Local officials and the citizens of Massachusetts rightly expect all legislation to honor these important principles. We look forward to continuing to work with you throughout this important process. Thank you very much for devoting your time and energy to these vitally important policy matters. If you have any questions, please do not hesitate to have your staff contact me, John Robertson or David Lakeman at (617) 426-7272 at any time.

Again, thank you.


Geoffrey C. Beckwith
MMA Executive Director & CEO

CC: The Honorable Daniel Wolf, State Senator
Mr. David Sullivan, Office of the Senate President

Tonight – “A Good Time for a Good Cause”


 “A Good Time for a Good Cause”

The Medfield Lions Club with support from the Medfield Neighbor Brigade will host an evening spring gala on Saturday, May 14th 7:30pm – 10:30pm at the Zullo Gallery on Main Street.


This 2nd annual event is to raise funds which will be used to help Medfield families going through significant tragedy, medical adversity or hardship.

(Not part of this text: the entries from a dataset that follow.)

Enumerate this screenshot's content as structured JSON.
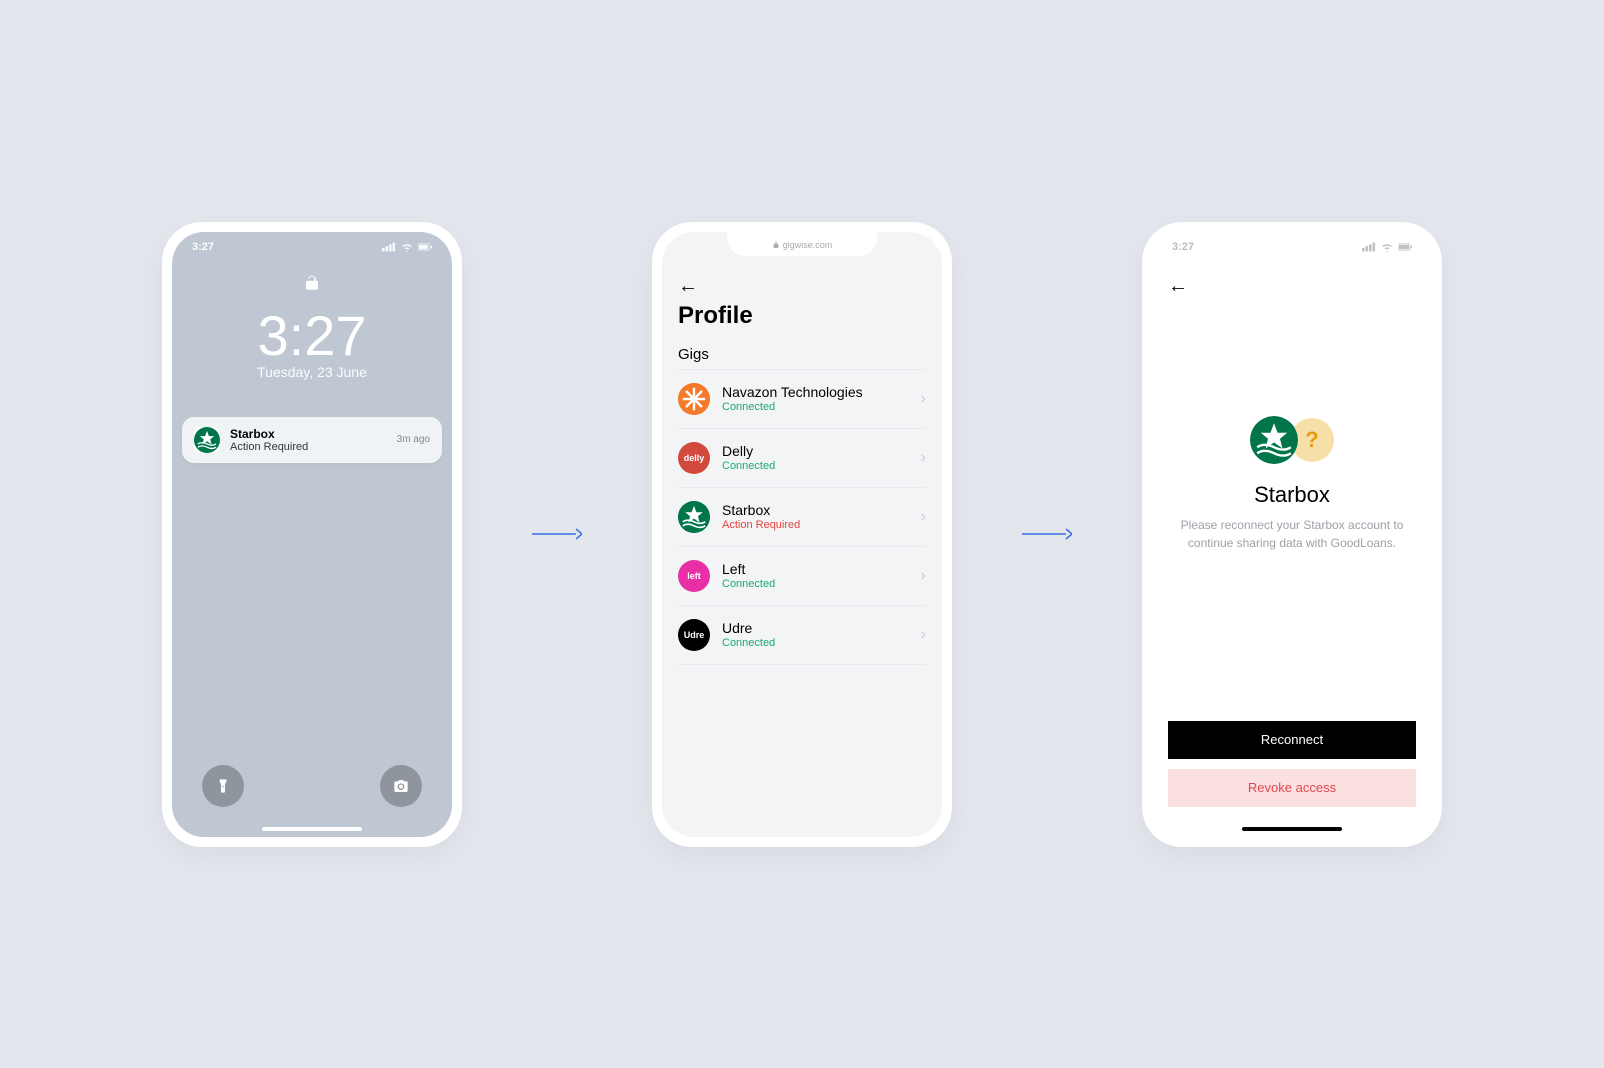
{
  "lockScreen": {
    "statusTime": "3:27",
    "bigTime": "3:27",
    "date": "Tuesday,  23 June",
    "notification": {
      "app": "Starbox",
      "body": "Action Required",
      "timeAgo": "3m ago"
    }
  },
  "profileScreen": {
    "url": "gigwise.com",
    "title": "Profile",
    "section": "Gigs",
    "gigs": [
      {
        "name": "Navazon Technologies",
        "status": "Connected",
        "statusClass": "status-connected",
        "logoBg": "#f47a2b",
        "logoLabel": ""
      },
      {
        "name": "Delly",
        "status": "Connected",
        "statusClass": "status-connected",
        "logoBg": "#d14a3d",
        "logoLabel": "delly"
      },
      {
        "name": "Starbox",
        "status": "Action Required",
        "statusClass": "status-action",
        "logoBg": "#00754a",
        "logoLabel": ""
      },
      {
        "name": "Left",
        "status": "Connected",
        "statusClass": "status-connected",
        "logoBg": "#e92fa5",
        "logoLabel": "left"
      },
      {
        "name": "Udre",
        "status": "Connected",
        "statusClass": "status-connected",
        "logoBg": "#000000",
        "logoLabel": "Udre"
      }
    ]
  },
  "reconnectScreen": {
    "statusTime": "3:27",
    "title": "Starbox",
    "description": "Please reconnect your Starbox account to continue sharing data with GoodLoans.",
    "primaryButton": "Reconnect",
    "secondaryButton": "Revoke access",
    "questionMark": "?"
  }
}
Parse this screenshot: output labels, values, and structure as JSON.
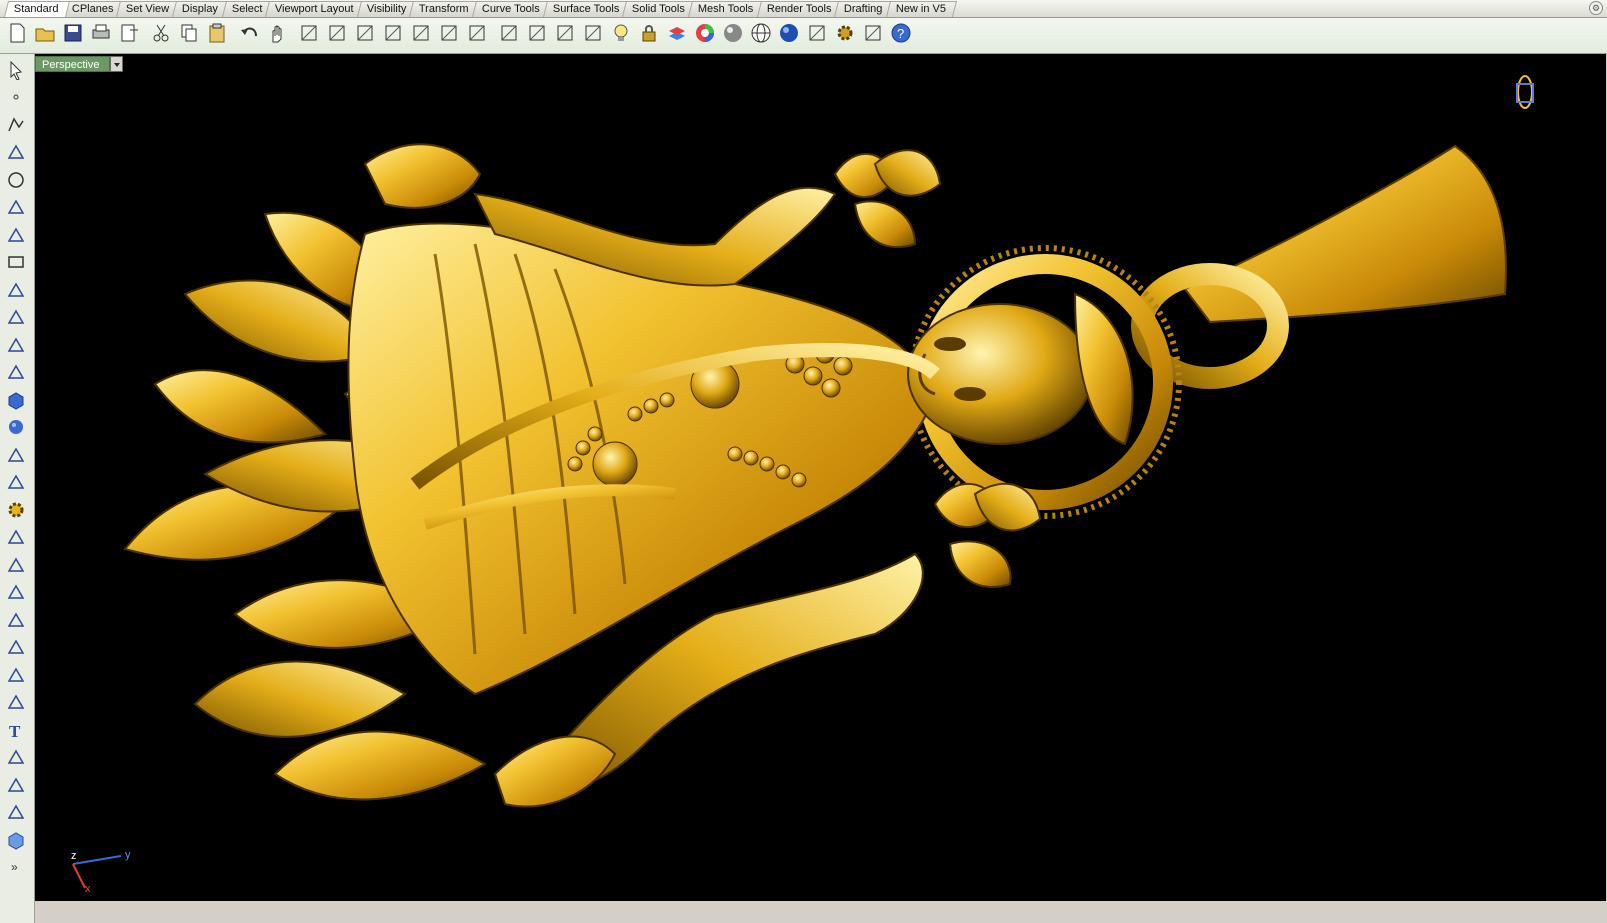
{
  "tabs": [
    {
      "label": "Standard",
      "active": true
    },
    {
      "label": "CPlanes"
    },
    {
      "label": "Set View"
    },
    {
      "label": "Display"
    },
    {
      "label": "Select"
    },
    {
      "label": "Viewport Layout"
    },
    {
      "label": "Visibility"
    },
    {
      "label": "Transform"
    },
    {
      "label": "Curve Tools"
    },
    {
      "label": "Surface Tools"
    },
    {
      "label": "Solid Tools"
    },
    {
      "label": "Mesh Tools"
    },
    {
      "label": "Render Tools"
    },
    {
      "label": "Drafting"
    },
    {
      "label": "New in V5"
    }
  ],
  "toolbar_icons": [
    "new-file-icon",
    "open-file-icon",
    "save-icon",
    "print-icon",
    "import-icon",
    "cut-icon",
    "copy-icon",
    "paste-icon",
    "undo-icon",
    "pan-icon",
    "rotate-view-icon",
    "zoom-window-icon",
    "zoom-dynamic-icon",
    "zoom-extents-icon",
    "zoom-selected-icon",
    "undo-view-icon",
    "four-viewports-icon",
    "car-icon",
    "hide-icon",
    "show-icon",
    "point-on-icon",
    "light-icon",
    "lock-icon",
    "layer-icon",
    "color-wheel-icon",
    "shaded-sphere-icon",
    "grid-sphere-icon",
    "render-sphere-icon",
    "select-filter-icon",
    "options-gear-icon",
    "snap-icon",
    "help-icon"
  ],
  "sidebar_icons": [
    "select-arrow-icon",
    "point-icon",
    "polyline-icon",
    "curve-icon",
    "circle-icon",
    "ellipse-icon",
    "polygon-icon",
    "rectangle-icon",
    "arc-icon",
    "fillet-icon",
    "surface-icon",
    "revolve-icon",
    "box-icon",
    "sphere-icon",
    "cylinder-icon",
    "mesh-icon",
    "gear-icon",
    "transform-icon",
    "trim-icon",
    "split-icon",
    "boolean-icon",
    "group-icon",
    "offset-icon",
    "blend-icon",
    "text-icon",
    "dimension-icon",
    "array-icon",
    "edit-icon",
    "solid-box-icon",
    "more-icon"
  ],
  "viewport": {
    "name": "Perspective"
  },
  "axes": {
    "x": "x",
    "y": "y",
    "z": "z"
  },
  "colors": {
    "viewport_bg": "#000000",
    "gold_light": "#ffe066",
    "gold_mid": "#d9a010",
    "gold_dark": "#6b4a00",
    "tab_green": "#6b9863"
  }
}
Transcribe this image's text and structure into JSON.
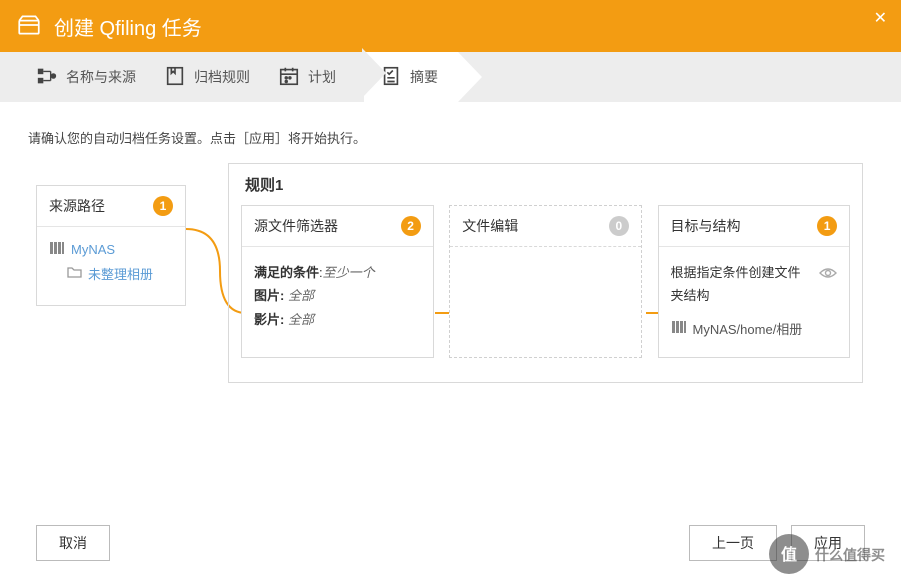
{
  "titlebar": {
    "title": "创建 Qfiling 任务"
  },
  "steps": {
    "s1": "名称与来源",
    "s2": "归档规则",
    "s3": "计划",
    "s4": "摘要"
  },
  "hint": "请确认您的自动归档任务设置。点击［应用］将开始执行。",
  "source": {
    "title": "来源路径",
    "badge": "1",
    "nas": "MyNAS",
    "folder": "未整理相册"
  },
  "rule": {
    "title": "规则1",
    "filter": {
      "title": "源文件筛选器",
      "badge": "2",
      "cond_label": "满足的条件",
      "cond_value": "至少一个",
      "row1_label": "图片:",
      "row1_value": "全部",
      "row2_label": "影片:",
      "row2_value": "全部"
    },
    "edit": {
      "title": "文件编辑",
      "badge": "0"
    },
    "dest": {
      "title": "目标与结构",
      "badge": "1",
      "desc": "根据指定条件创建文件夹结构",
      "path": "MyNAS/home/相册"
    }
  },
  "buttons": {
    "cancel": "取消",
    "prev": "上一页",
    "apply": "应用"
  },
  "watermark": "什么值得买"
}
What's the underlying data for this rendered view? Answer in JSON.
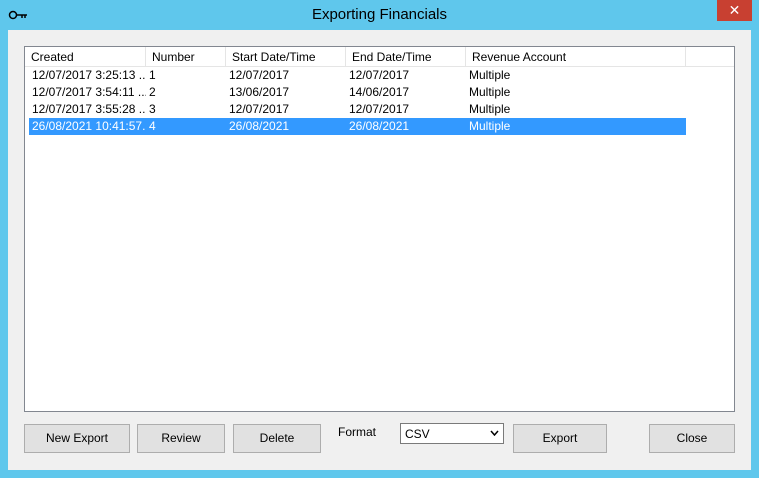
{
  "window": {
    "title": "Exporting Financials",
    "close_glyph": "✕",
    "icon": "key-icon"
  },
  "table": {
    "columns": [
      "Created",
      "Number",
      "Start Date/Time",
      "End Date/Time",
      "Revenue Account"
    ],
    "rows": [
      [
        "12/07/2017 3:25:13 ...",
        "1",
        "12/07/2017",
        "12/07/2017",
        "Multiple"
      ],
      [
        "12/07/2017 3:54:11 ...",
        "2",
        "13/06/2017",
        "14/06/2017",
        "Multiple"
      ],
      [
        "12/07/2017 3:55:28 ...",
        "3",
        "12/07/2017",
        "12/07/2017",
        "Multiple"
      ],
      [
        "26/08/2021 10:41:57...",
        "4",
        "26/08/2021",
        "26/08/2021",
        "Multiple"
      ]
    ],
    "selected_row": 3
  },
  "buttons": {
    "new_export": "New Export",
    "review": "Review",
    "delete": "Delete",
    "export": "Export",
    "close": "Close"
  },
  "format": {
    "label": "Format",
    "value": "CSV"
  },
  "colors": {
    "title_bar": "#5fc7ec",
    "close_button": "#c84031",
    "selection": "#3399ff"
  }
}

The Medfield Neighbor Brigade is a network of volunteers that supports Medfield families going through a temporary crisis by supplying meals, rides and performing household chores.


For the past 2 years, the Medfield Lions Club has partnered with the Medfield Neighbor Brigade to support these families with gift card care packages made possible by this fundraiser and the generosity of the Medfield community.


The event will feature Medfield musicians, appetizers, a wine and beer bar, raffles and prizes.  Please join us for this extremely worthwhile event to help Medfield friends and neighbors during their time of need.  We will also be auctioning an autographed Julian Edelman game jersey – a real collector’s item!


The room is filling up but tickets are still available.  You can buy tickets at the door or go here to purchase tickets or make a donation:

There is also a list of those who will be attending.  You are sure to see some names you know!  The weather is supposed to cooperate so come have a glass of wine on the roof deck at Zullo while listening to Jeri Bregonzi’s jazz band.  It is all for a good cause.


Thanks much and see you tonight.


Toby Burell

Transfer Station today

At the Transfer Station today –

  • Swap (volunteers especially needed from 2-4 PM),
  • Recycling food scraps, and
  • Styrofoam recycling.